As a result, companies doing business with the Department of Defense will feel an immediate pinch to their bottom line. That’s in part because of civilian Department of Defense personnel performing audits and certifying military products and services—which they can’t do if they’re not working. An extended furlough also means government acquisition personnel cannot keep the military lifecycle going.

In light of the fact that roughly 10% of the manufacturing workforce in the U.S. is engaged in some form of defense production, the U.S. government shutdown could impact the U.S. economy on a larger scale than some imagine.

That said, the impact of the U.S. government shutdown on defense stocks will vary from company to company, depending on funding and other regulations. While smaller defense stocks tend to rely on government contracts for a larger percentage of their revenue than the biggest defense contractors, that doesn’t mean either will escape the U.S. government shutdown unscathed.

For example, The Boeing Company (NYSE/BA) warned that deliveries of some of its … Read More


America’s Middle Class on the Chopping Block

By for Daily Gains Letter | Mar 5, 2013

050313_DL_clarkThe U.S. economy is going to be low and slow for quite a long time. Cuts to government spending, persistent unemployment, and stagnant incomes all make for a real age of austerity at both the sovereign and individual levels. And there is inflation in this economy, and it’s keeping disposable incomes down. In an economy that is about 70% based on consumer spending, this is not good.

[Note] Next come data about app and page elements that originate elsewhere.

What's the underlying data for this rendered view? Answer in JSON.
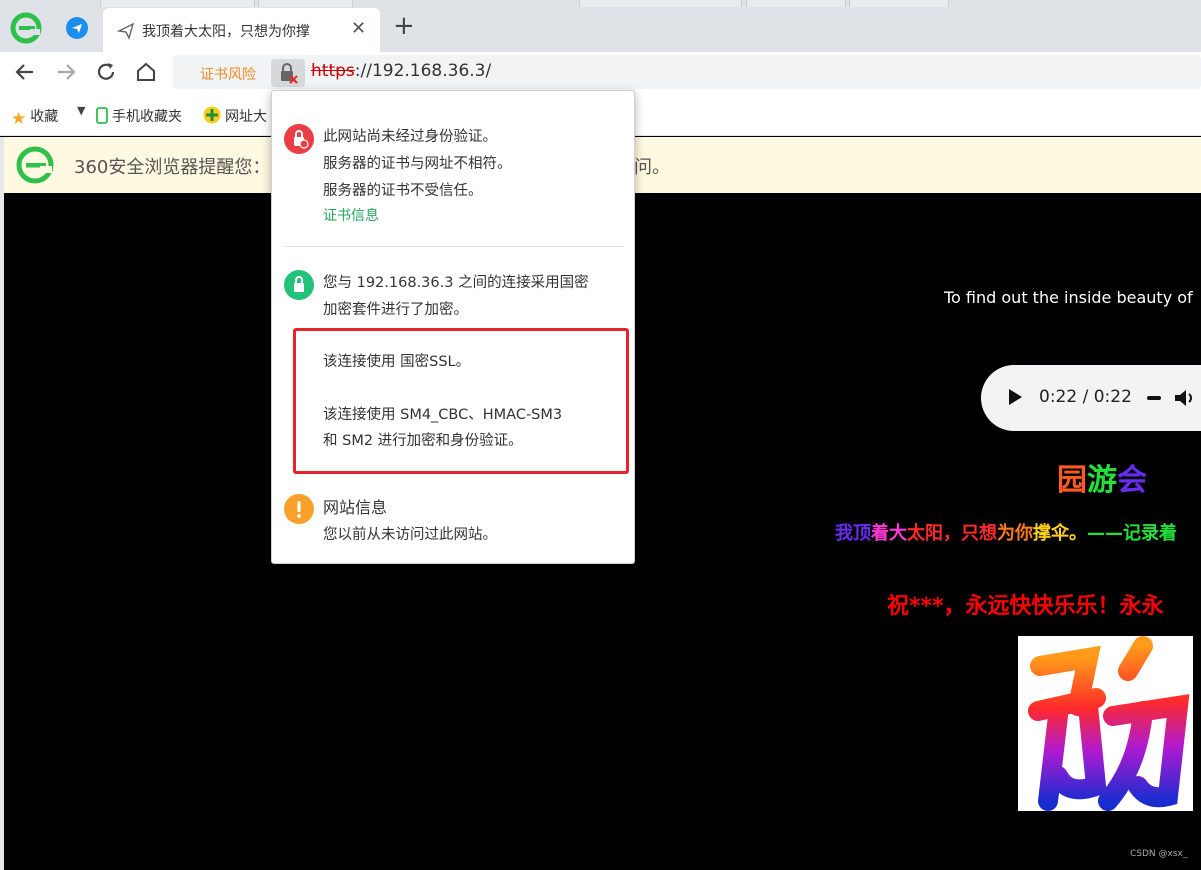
{
  "tab": {
    "title": "我顶着大太阳，只想为你撑"
  },
  "address": {
    "cert_risk": "证书风险",
    "scheme": "https",
    "rest": "://192.168.36.3/"
  },
  "bookmarks": [
    "收藏",
    "手机收藏夹",
    "网址大"
  ],
  "warning": {
    "text": "360安全浏览器提醒您：",
    "tail": "问。"
  },
  "popup": {
    "unverified": [
      "此网站尚未经过身份验证。",
      "服务器的证书与网址不相符。",
      "服务器的证书不受信任。"
    ],
    "cert_info_link": "证书信息",
    "encrypted": [
      "您与 192.168.36.3 之间的连接采用国密",
      "加密套件进行了加密。"
    ],
    "ssl": "该连接使用 国密SSL。",
    "algo": [
      "该连接使用 SM4_CBC、HMAC-SM3",
      "和 SM2 进行加密和身份验证。"
    ],
    "site_info_title": "网站信息",
    "site_info_desc": "您以前从未访问过此网站。"
  },
  "page": {
    "tagline": "To find out the inside beauty of",
    "audio_time": "0:22 / 0:22",
    "title_parts": [
      "园",
      "游",
      "会"
    ],
    "rainbow_text": [
      {
        "t": "我顶",
        "c": "#6a2cf2"
      },
      {
        "t": "着大",
        "c": "#ff3ad8"
      },
      {
        "t": "太阳，",
        "c": "#ff2a2a"
      },
      {
        "t": "只想",
        "c": "#ff2a2a"
      },
      {
        "t": "为你",
        "c": "#ff7a1a"
      },
      {
        "t": "撑伞。",
        "c": "#ffd21a"
      },
      {
        "t": "——记录着",
        "c": "#22e03a"
      }
    ],
    "wish": "祝***，永远快快乐乐！永永",
    "watermark": "CSDN @xsx_"
  },
  "colors": {
    "risk": "#f08a24",
    "link_green": "#25a55f",
    "alert_red": "#e5232a"
  }
}
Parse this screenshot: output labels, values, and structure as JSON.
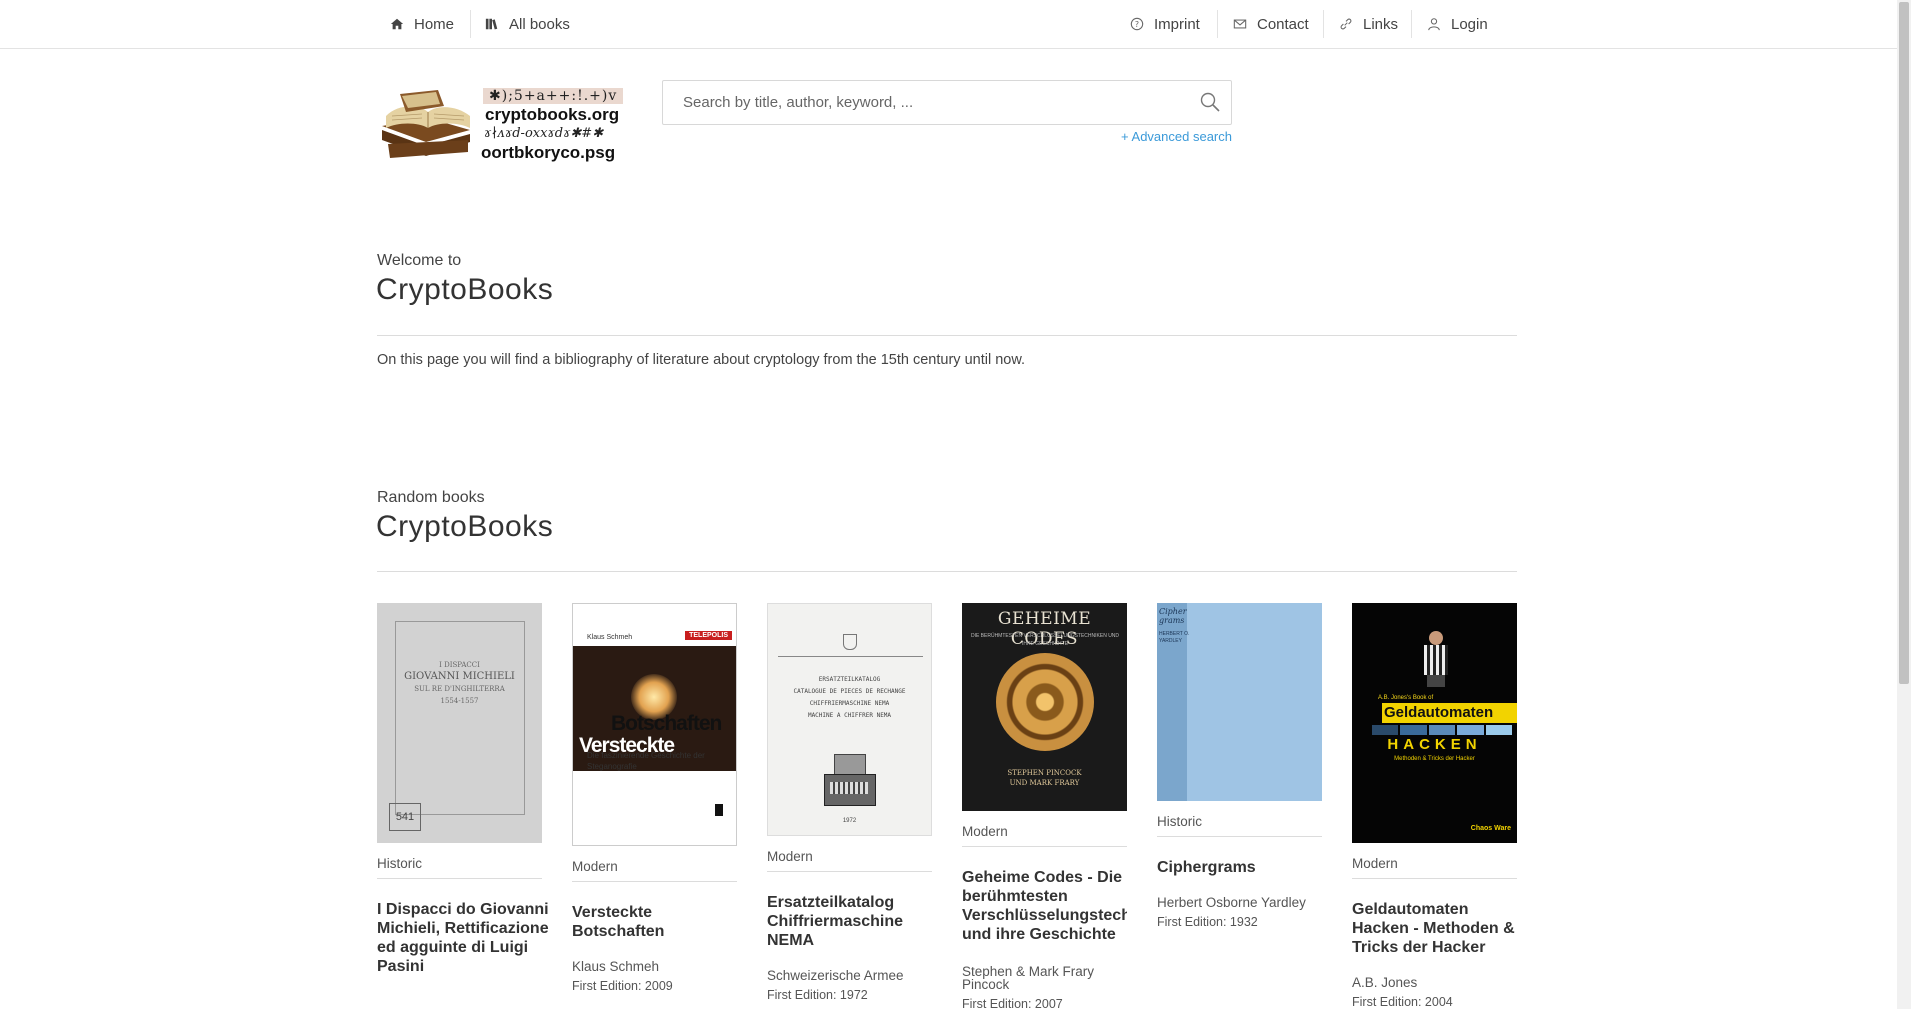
{
  "nav": {
    "home": "Home",
    "all_books": "All books",
    "imprint": "Imprint",
    "contact": "Contact",
    "links": "Links",
    "login": "Login"
  },
  "logo": {
    "cipher_line1": "✱);5+a++:!.+)v",
    "site": "cryptobooks.org",
    "cipher_line2": "ɤ∤ᴧɤd-oxxɤdɤ✱#✱",
    "reversed": "oortbkoryco.psg"
  },
  "search": {
    "placeholder": "Search by title, author, keyword, ...",
    "advanced": "+ Advanced search"
  },
  "welcome": {
    "kicker": "Welcome to",
    "title": "CryptoBooks",
    "text": "On this page you will find a bibliography of literature about cryptology from the 15th century until now."
  },
  "random": {
    "kicker": "Random books",
    "title": "CryptoBooks"
  },
  "books": [
    {
      "category": "Historic",
      "title": "I Dispacci do Giovanni Michieli, Rettificazione ed agguinte di Luigi Pasini",
      "author": "",
      "edition": "",
      "cover": {
        "lines": [
          "I DISPACCI",
          "GIOVANNI MICHIELI",
          "SUL RE D'INGHILTERRA",
          "1554-1557"
        ],
        "stamp": "541"
      }
    },
    {
      "category": "Modern",
      "title": "Versteckte\nBotschaften",
      "author": "Klaus Schmeh",
      "edition": "First Edition: 2009",
      "cover": {
        "author": "Klaus Schmeh",
        "badge": "TELEPOLIS",
        "title1": "Versteckte",
        "title2": "Botschaften",
        "subtitle": "Die faszinierende Geschichte der Steganografie"
      }
    },
    {
      "category": "Modern",
      "title": "Ersatzteilkatalog Chiffriermaschine NEMA",
      "author": "Schweizerische Armee",
      "edition": "First Edition: 1972",
      "cover": {
        "lines": [
          "ERSATZTEILKATALOG",
          "CATALOGUE DE PIECES DE RECHANGE",
          "CHIFFRIERMASCHINE NEMA",
          "MACHINE A CHIFFRER NEMA"
        ],
        "year": "1972"
      }
    },
    {
      "category": "Modern",
      "title": "Geheime Codes - Die berühmtesten Verschlüsselungstechniken und ihre Geschichte",
      "author": "Stephen & Mark Frary\nPincock",
      "edition": "First Edition: 2007",
      "cover": {
        "title": "GEHEIME CODES",
        "subtitle": "DIE BERÜHMTESTEN VERSCHLÜSSELUNGSTECHNIKEN UND IHRE GESCHICHTE",
        "author1": "STEPHEN PINCOCK",
        "author2": "UND MARK FRARY"
      }
    },
    {
      "category": "Historic",
      "title": "Ciphergrams",
      "author": "Herbert Osborne Yardley",
      "edition": "First Edition: 1932",
      "cover": {
        "spine1": "Cipher grams",
        "spine2": "HERBERT O. YARDLEY"
      }
    },
    {
      "category": "Modern",
      "title": "Geldautomaten Hacken - Methoden & Tricks der Hacker",
      "author": "A.B. Jones",
      "edition": "First Edition: 2004",
      "cover": {
        "top": "A.B. Jones's Book of",
        "title1": "Geldautomaten",
        "title2": "HACKEN",
        "subtitle": "Methoden & Tricks der Hacker",
        "publisher": "Chaos Ware"
      }
    }
  ]
}
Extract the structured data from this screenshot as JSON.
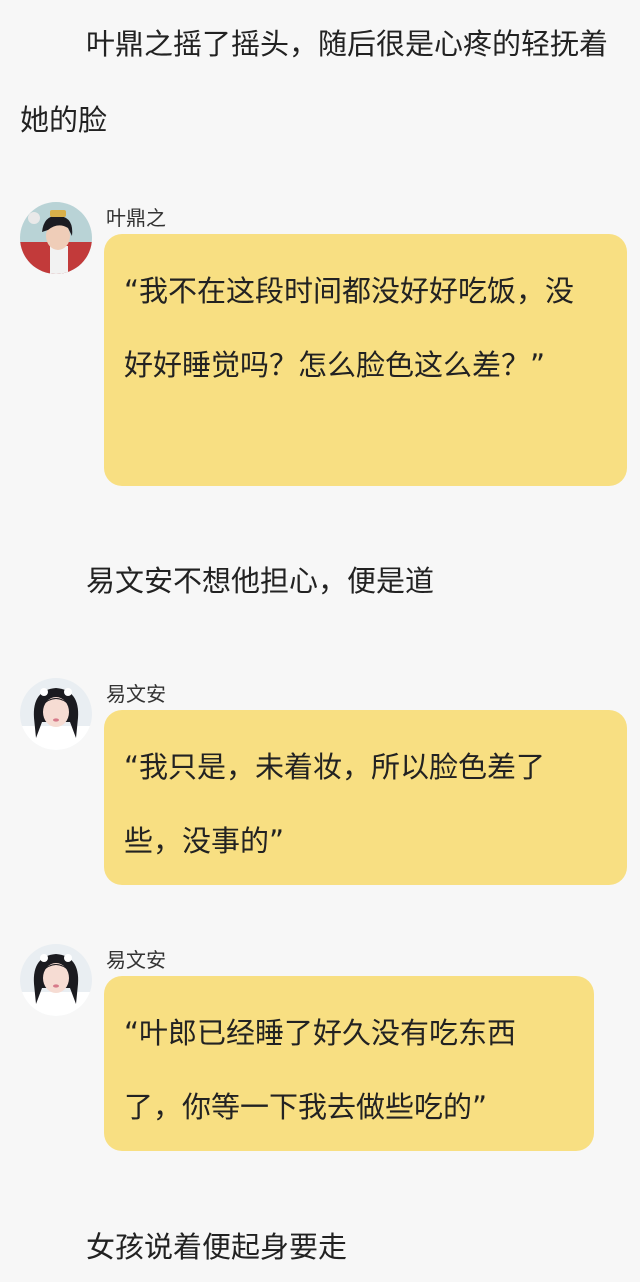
{
  "paragraphs": {
    "p1": "叶鼎之摇了摇头，随后很是心疼的轻抚着她的脸",
    "p2": "易文安不想他担心，便是道",
    "p3": "女孩说着便起身要走"
  },
  "messages": [
    {
      "speaker": "叶鼎之",
      "text": "“我不在这段时间都没好好吃饭，没好好睡觉吗？怎么脸色这么差？”",
      "avatar_icon": "male-avatar-icon"
    },
    {
      "speaker": "易文安",
      "text": "“我只是，未着妆，所以脸色差了些，没事的”",
      "avatar_icon": "female-avatar-icon"
    },
    {
      "speaker": "易文安",
      "text": "“叶郎已经睡了好久没有吃东西了，你等一下我去做些吃的”",
      "avatar_icon": "female-avatar-icon"
    }
  ],
  "colors": {
    "background": "#f7f7f7",
    "bubble": "#f8df82",
    "text": "#222222"
  }
}
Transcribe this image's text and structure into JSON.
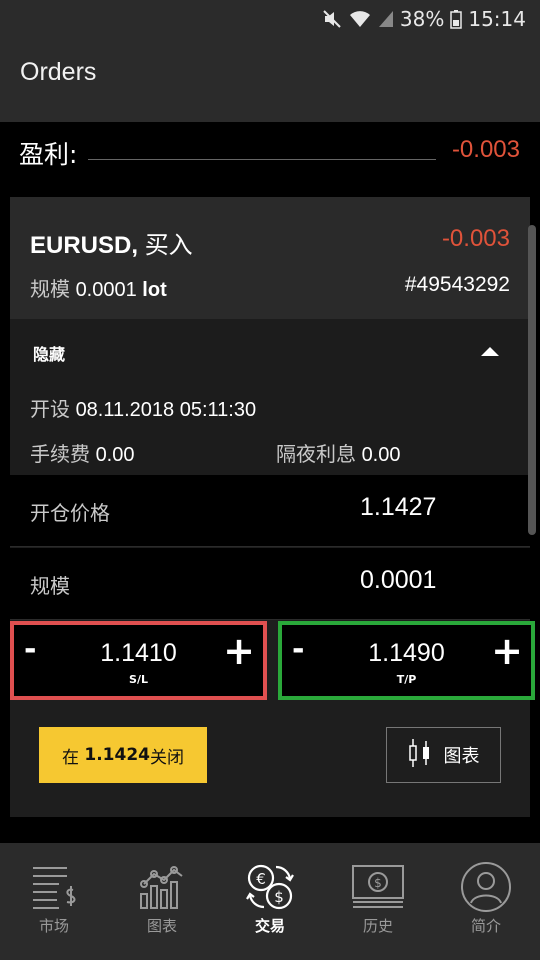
{
  "status_bar": {
    "battery": "38%",
    "time": "15:14",
    "icons": [
      "mute-icon",
      "wifi-icon",
      "signal-icon",
      "battery-icon"
    ]
  },
  "header": {
    "title": "Orders"
  },
  "profit": {
    "label": "盈利:",
    "value": "-0.003"
  },
  "order": {
    "symbol": "EURUSD,",
    "side": "买入",
    "pl": "-0.003",
    "size_label": "规模",
    "size_value": "0.0001",
    "size_unit": "lot",
    "ticket": "#49543292",
    "hide_label": "隐藏",
    "open_label": "开设",
    "open_time": "08.11.2018 05:11:30",
    "fee_label": "手续费",
    "fee_value": "0.00",
    "swap_label": "隔夜利息",
    "swap_value": "0.00",
    "open_price_label": "开仓价格",
    "open_price_value": "1.1427",
    "volume_label": "规模",
    "volume_value": "0.0001",
    "sl": {
      "minus": "-",
      "value": "1.1410",
      "plus": "+",
      "caption": "S/L"
    },
    "tp": {
      "minus": "-",
      "value": "1.1490",
      "plus": "+",
      "caption": "T/P"
    },
    "close_prefix": "在",
    "close_price": "1.1424",
    "close_suffix": "关闭",
    "chart_label": "图表"
  },
  "colors": {
    "negative": "#e0533a",
    "sl_border": "#e05050",
    "tp_border": "#2aa83a",
    "close_button": "#f6c831"
  },
  "nav": {
    "items": [
      {
        "label": "市场",
        "icon": "market-list-icon"
      },
      {
        "label": "图表",
        "icon": "chart-icon"
      },
      {
        "label": "交易",
        "icon": "trade-exchange-icon",
        "active": true
      },
      {
        "label": "历史",
        "icon": "history-banknote-icon"
      },
      {
        "label": "简介",
        "icon": "profile-icon"
      }
    ]
  }
}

I’ve never been bearish on the U.S. economy, because no other country on the planet is able to pull up its bootstraps and move forward as quickly. But times have changed and after experiencing persistent financial crises (savings and loan, tech bubble, subprime mortgage crisis) and unreasonable government spending, I fear the system can no longer recover from these shocks like it used to. The reason for this is the lack of financial flexibility caused by too much government spending and a lack of will on the part of policymakers to enact ongoing, practical solutions to keep the ship sailing.

And the lack of financial flexibility is present in all the levels of government, particularly following the troubles in the real estate market after the subprime mortgage bubble had burst. I hate to say this, but government spending is a large part of gross domestic product (GDP) in all Western countries. This is why the eurozone is in such trouble, and it’s also why that region is destined for economic mediocrity for years to come.

I fear that the U.S. economy is going down the same path, and breaking out of this cycle is going to be extremely difficult. The single greatest strength … Read More